More than Specs
Less than Specs
Equal to Specs
Strut Tower IN at Top


Twin I-Beam Troubleshooting Chart

SAI
CAMBER
INCLUDED ANGLE
PROBLEM AREA
More than Specs
Equal to Specs
More than Specs
Bent Spindle
More than Specs
Less than Specs
Equal to Specs
Bent I-Beam
More than Specs
Less than Specs
More than Specs
Bent I-Beam
and
Bent Spindle
Less than Specs
More than Specs
Equal to Specs
Bent I-Beam


Mono Beam Troubleshooting Chart

SAI
CAMBER
INCLUDED ANGLE
PROBLEM AREA
Equal to Specs
More than Specs
More than Specs
Spindle Bent Downward
Less than Specs
More than Specs
Equal to Specs
Axle Housing Bent Downward
Less than Specs
More than Specs
More than Specs
Spindle Bent
Downward 
and
Axle Housing Bent Downward
Equal to Specs
Less than Specs
Less than Specs
Spindle Bent 
Upward
More than Specs
Less than Specs
Equal to Specs
Axle Housing Bent Upward
More than Specs
Less than Specs
Less than Specs
Spindle Bent 
Upward
and
Axle Housing Bent Upward


Scrub Radius

Scrub Radius Definition

Scrub radius is the distance at the road surface between the tire line and the SAI line extended downward through the steering axis. The line through the steering axis creates a pivot point around which the tire turns. If these lines intersect at the road surface, a zero scrub radius would be present. When the intersection is below the surface of the road, this is positive scrub radius. Conversely, when the lines intersect above the road, negative scrub radius is present.

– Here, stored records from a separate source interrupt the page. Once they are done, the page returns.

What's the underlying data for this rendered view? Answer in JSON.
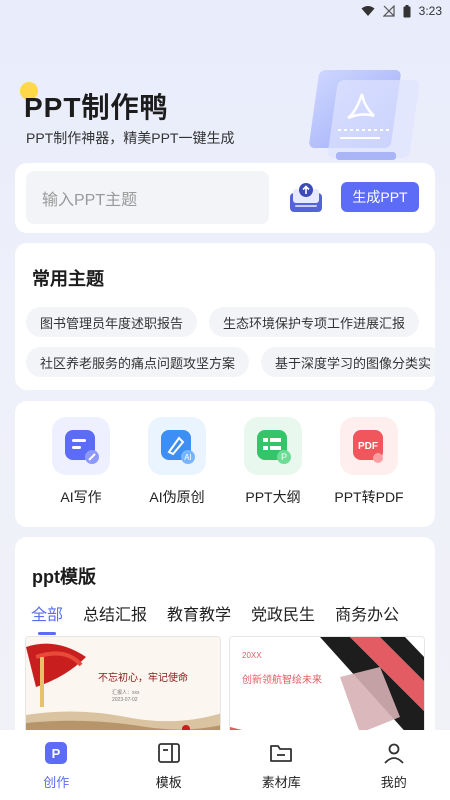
{
  "status_bar": {
    "time": "3:23"
  },
  "hero": {
    "title": "PPT制作鸭",
    "subtitle": "PPT制作神器，精美PPT一键生成"
  },
  "search": {
    "placeholder": "输入PPT主题",
    "generate_label": "生成PPT"
  },
  "topics": {
    "title": "常用主题",
    "chips": [
      "图书管理员年度述职报告",
      "生态环境保护专项工作进展汇报",
      "社区养老服务的痛点问题攻坚方案",
      "基于深度学习的图像分类实"
    ]
  },
  "tools": [
    {
      "label": "AI写作",
      "icon": "ai-writing-icon",
      "color": "#5c6cf6"
    },
    {
      "label": "AI伪原创",
      "icon": "ai-rewrite-icon",
      "color": "#3d8ff5"
    },
    {
      "label": "PPT大纲",
      "icon": "ppt-outline-icon",
      "color": "#34c46a"
    },
    {
      "label": "PPT转PDF",
      "icon": "ppt-to-pdf-icon",
      "color": "#f0565b"
    }
  ],
  "templates": {
    "title": "ppt模版",
    "tabs": [
      "全部",
      "总结汇报",
      "教育教学",
      "党政民生",
      "商务办公"
    ],
    "active_tab": 0,
    "items": [
      {
        "heading": "不忘初心，牢记使命",
        "sub": "汇报人：xxx",
        "date": "2023-07-02"
      },
      {
        "year": "20XX",
        "heading": "创新领航智绘未来"
      }
    ]
  },
  "nav": {
    "items": [
      "创作",
      "模板",
      "素材库",
      "我的"
    ],
    "active": 0
  },
  "colors": {
    "accent": "#5c6cf6"
  }
}
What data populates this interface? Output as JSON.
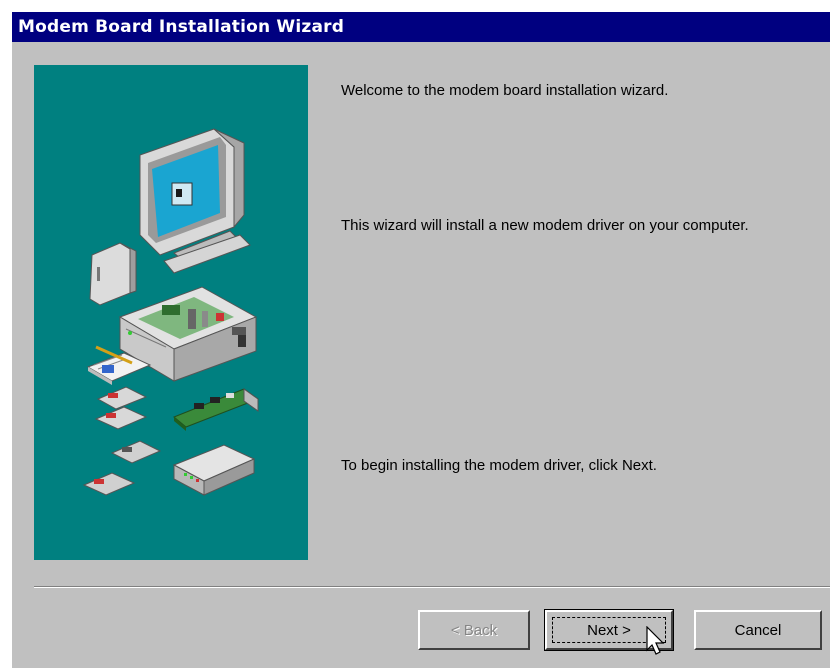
{
  "window": {
    "title": "Modem Board Installation Wizard"
  },
  "content": {
    "welcome": "Welcome to the modem board installation wizard.",
    "description": "This wizard will install a new modem driver on your computer.",
    "instruction": "To begin installing the modem driver, click Next."
  },
  "buttons": {
    "back_label": "< Back",
    "next_label": "Next >",
    "cancel_label": "Cancel"
  },
  "colors": {
    "titlebar": "#000080",
    "dialog_face": "#c0c0c0",
    "art_background": "#008080"
  },
  "illustration": {
    "items": [
      "monitor-icon",
      "external-drive-icon",
      "computer-case-icon",
      "manual-icon",
      "floppy-disk-icon",
      "modem-card-icon",
      "external-modem-icon"
    ]
  }
}
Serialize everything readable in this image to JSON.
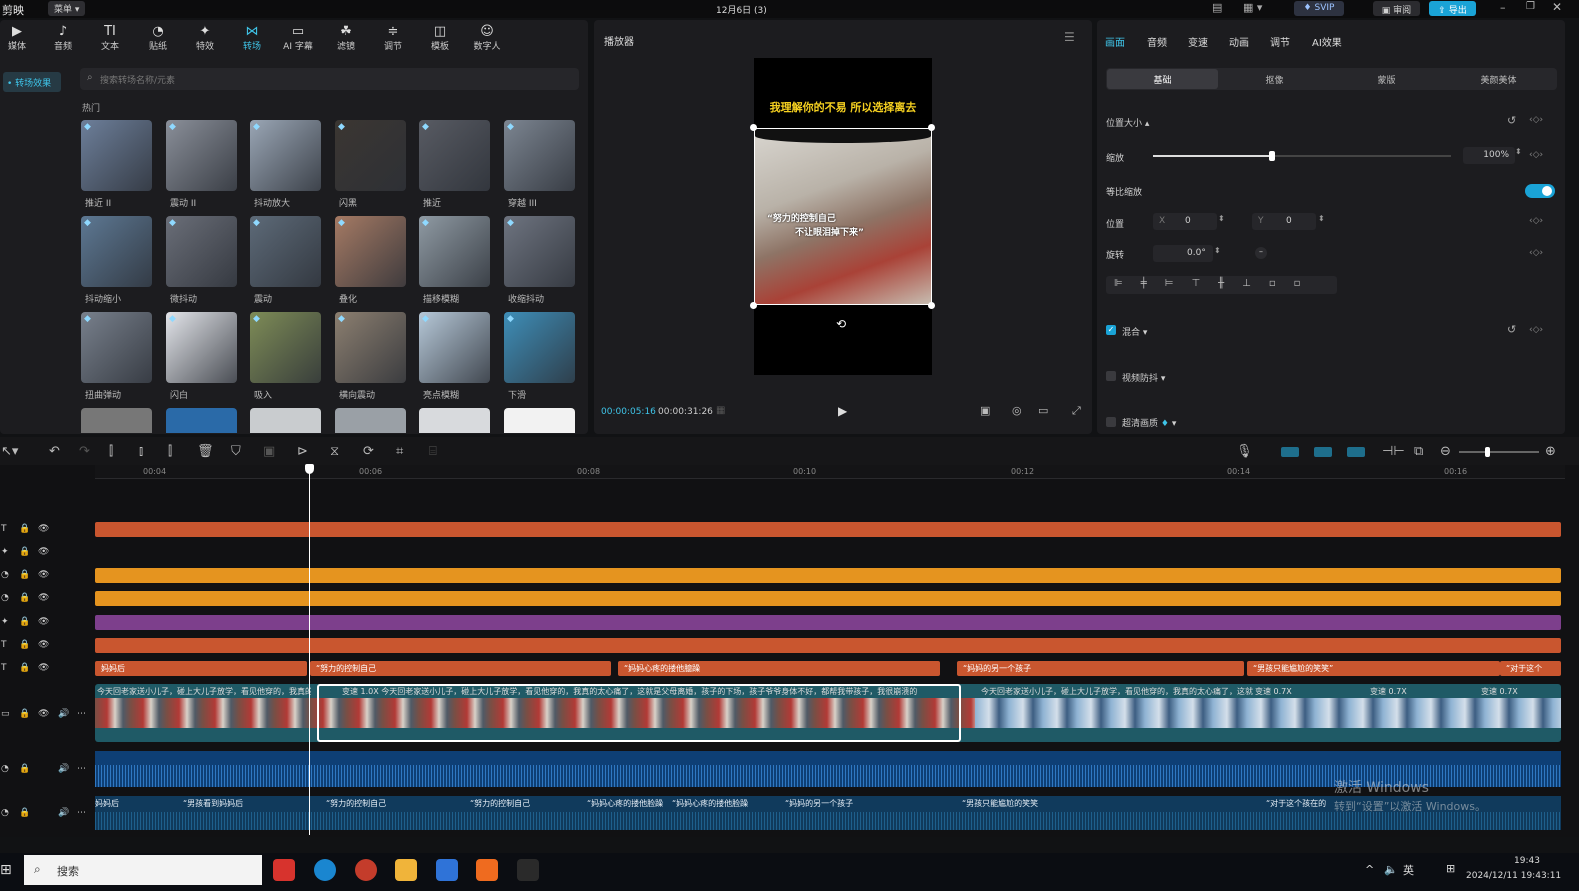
{
  "app": {
    "title": "剪映",
    "menu": "菜单",
    "project_title": "12月6日 (3)",
    "svip": "SVIP",
    "review": "审阅",
    "export": "导出"
  },
  "top_tabs": [
    {
      "label": "媒体",
      "icon": "▶"
    },
    {
      "label": "音频",
      "icon": "♪"
    },
    {
      "label": "文本",
      "icon": "TI"
    },
    {
      "label": "贴纸",
      "icon": "◔"
    },
    {
      "label": "特效",
      "icon": "✦"
    },
    {
      "label": "转场",
      "icon": "⋈"
    },
    {
      "label": "AI 字幕",
      "icon": "▭"
    },
    {
      "label": "滤镜",
      "icon": "☘"
    },
    {
      "label": "调节",
      "icon": "≑"
    },
    {
      "label": "模板",
      "icon": "◫"
    },
    {
      "label": "数字人",
      "icon": "☺"
    }
  ],
  "left": {
    "category": "• 转场效果",
    "search_placeholder": "搜索转场名称/元素",
    "section": "热门",
    "items": [
      {
        "label": "推近 II",
        "color": "#6d7f9a"
      },
      {
        "label": "震动 II",
        "color": "#8a8f99"
      },
      {
        "label": "抖动放大",
        "color": "#9aa6b5"
      },
      {
        "label": "闪黑",
        "color": "#3b3632"
      },
      {
        "label": "推近",
        "color": "#585b63"
      },
      {
        "label": "穿越 III",
        "color": "#7c8591"
      },
      {
        "label": "抖动缩小",
        "color": "#5d7893"
      },
      {
        "label": "微抖动",
        "color": "#6a6e78"
      },
      {
        "label": "震动",
        "color": "#5d6a78"
      },
      {
        "label": "叠化",
        "color": "#a57a64"
      },
      {
        "label": "描移模糊",
        "color": "#8f9aa3"
      },
      {
        "label": "收缩抖动",
        "color": "#6e7480"
      },
      {
        "label": "扭曲弹动",
        "color": "#78808c"
      },
      {
        "label": "闪白",
        "color": "#e3e5ea"
      },
      {
        "label": "吸入",
        "color": "#7e8c57"
      },
      {
        "label": "横向震动",
        "color": "#8c7f70"
      },
      {
        "label": "亮点模糊",
        "color": "#b6c8d8"
      },
      {
        "label": "下滑",
        "color": "#3e8eb8"
      }
    ]
  },
  "player": {
    "title": "播放器",
    "caption_top": "我理解你的不易 所以选择离去",
    "caption_mid_1": "“努力的控制自己",
    "caption_mid_2": "不让眼泪掉下来”",
    "time_current": "00:00:05:16",
    "time_total": "00:00:31:26"
  },
  "right": {
    "tabs": [
      "画面",
      "音频",
      "变速",
      "动画",
      "调节",
      "AI效果"
    ],
    "subtabs": [
      "基础",
      "抠像",
      "蒙版",
      "美颜美体"
    ],
    "section_position": "位置大小",
    "scale_label": "缩放",
    "scale_value": "100%",
    "scale_fraction": 0.4,
    "uniform_label": "等比缩放",
    "position_label": "位置",
    "x_label": "X",
    "x_value": "0",
    "y_label": "Y",
    "y_value": "0",
    "rotate_label": "旋转",
    "rotate_value": "0.0°",
    "blend_label": "混合",
    "stabilize_label": "视频防抖",
    "hd_label": "超清画质"
  },
  "timeline": {
    "ruler": [
      "00:04",
      "00:06",
      "00:08",
      "00:10",
      "00:12",
      "00:14",
      "00:16"
    ],
    "text_clips": [
      {
        "label": "妈妈后"
      },
      {
        "label": "“努力的控制自己"
      },
      {
        "label": "“妈妈心疼的搂他臆躁"
      },
      {
        "label": "“妈妈的另一个孩子"
      },
      {
        "label": "“男孩只能尴尬的笑笑”"
      },
      {
        "label": "“对于这个"
      }
    ],
    "video_caption": "今天回老家送小儿子，碰上大儿子放学，看见他穿的，我真的太心痛了，这就是父母离婚，孩子的下场，孩子爷爷身体不好，都帮我带孩子，我很崩溃的",
    "speed_1": "变速 1.0X",
    "speed_2": "变速 0.7X",
    "speed_3": "变速 0.7X",
    "speed_4": "变速 0.7X",
    "audio_clips": [
      {
        "label": "妈妈后"
      },
      {
        "label": "“男孩看到妈妈后"
      },
      {
        "label": "“努力的控制自己"
      },
      {
        "label": "“努力的控制自己"
      },
      {
        "label": "“妈妈心疼的搂他脸躁"
      },
      {
        "label": "“妈妈心疼的搂他脸躁"
      },
      {
        "label": "“妈妈的另一个孩子"
      },
      {
        "label": "“男孩只能尴尬的笑笑"
      },
      {
        "label": "“对于这个孩在的"
      }
    ]
  },
  "watermark": {
    "line1": "激活 Windows",
    "line2": "转到“设置”以激活 Windows。"
  },
  "taskbar": {
    "search": "搜索",
    "lang": "英",
    "time": "19:43",
    "date": "2024/12/11 19:43:11"
  }
}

The point where the steering axis (sai) line contacts the road is the fulcrum pivot point on which the tire is turned.

Squirm

Squirm occurs when the scrub radius is at zero. When the pivot point is in the exact center of the tire footprint, this causes scrubbing action in opposite directions when the wheels are turned. Tire wear and some instability in corners is the result.

Applications in Suspensions

MacPherson strut equipped vehicles usually have a negative scrub radius. Even though scrub radius in itself is not directly adjustable, it will be changed if the upper steering axis point or spindle angle is changed when adjusting camber. This is the case on a MacPherson strut which has the camber adjustment at the steering knuckle. Because camber is usually kept within 1/4° side to side, the resulting scrub radius difference is negligible. Negative scrub radius decreases torque steer and improves stability in the event of brake failure. SLA suspensions usually have a positive scrub radius. With this suspension, the scrub radius is not adjustable. The greater the scrub radius (positive or negative), the greater the steering effort and the more road shock and pivot binding that takes place. When the vehicle has been modified with offset wheels, larger tires, height adjustments and side to side camber differences, the scrub radius will be changed and the handling and stability of the vehicle will be affected.

Ball Joint Inspection

Test ball joints for radial (horizontal) play by grasping the tire at the top and bottom and attempting to move the ball joint in and out. Also, test load carrying ball joint for axial play (vertical) by lifting with an appropriate tool (pry bar). If any loose or bent ball joints are detected, they should be replaced. Do Not mistake wheel bearing play for ball joint wear.

For suspensions with coil springs resting on the lower control arm lift as shown below.

This method will properly unload ball joint for inspection.
For suspensions with coil springs resting on the upper control arm, lift as illustrated at right. This will properly unload the ball joint for inspection.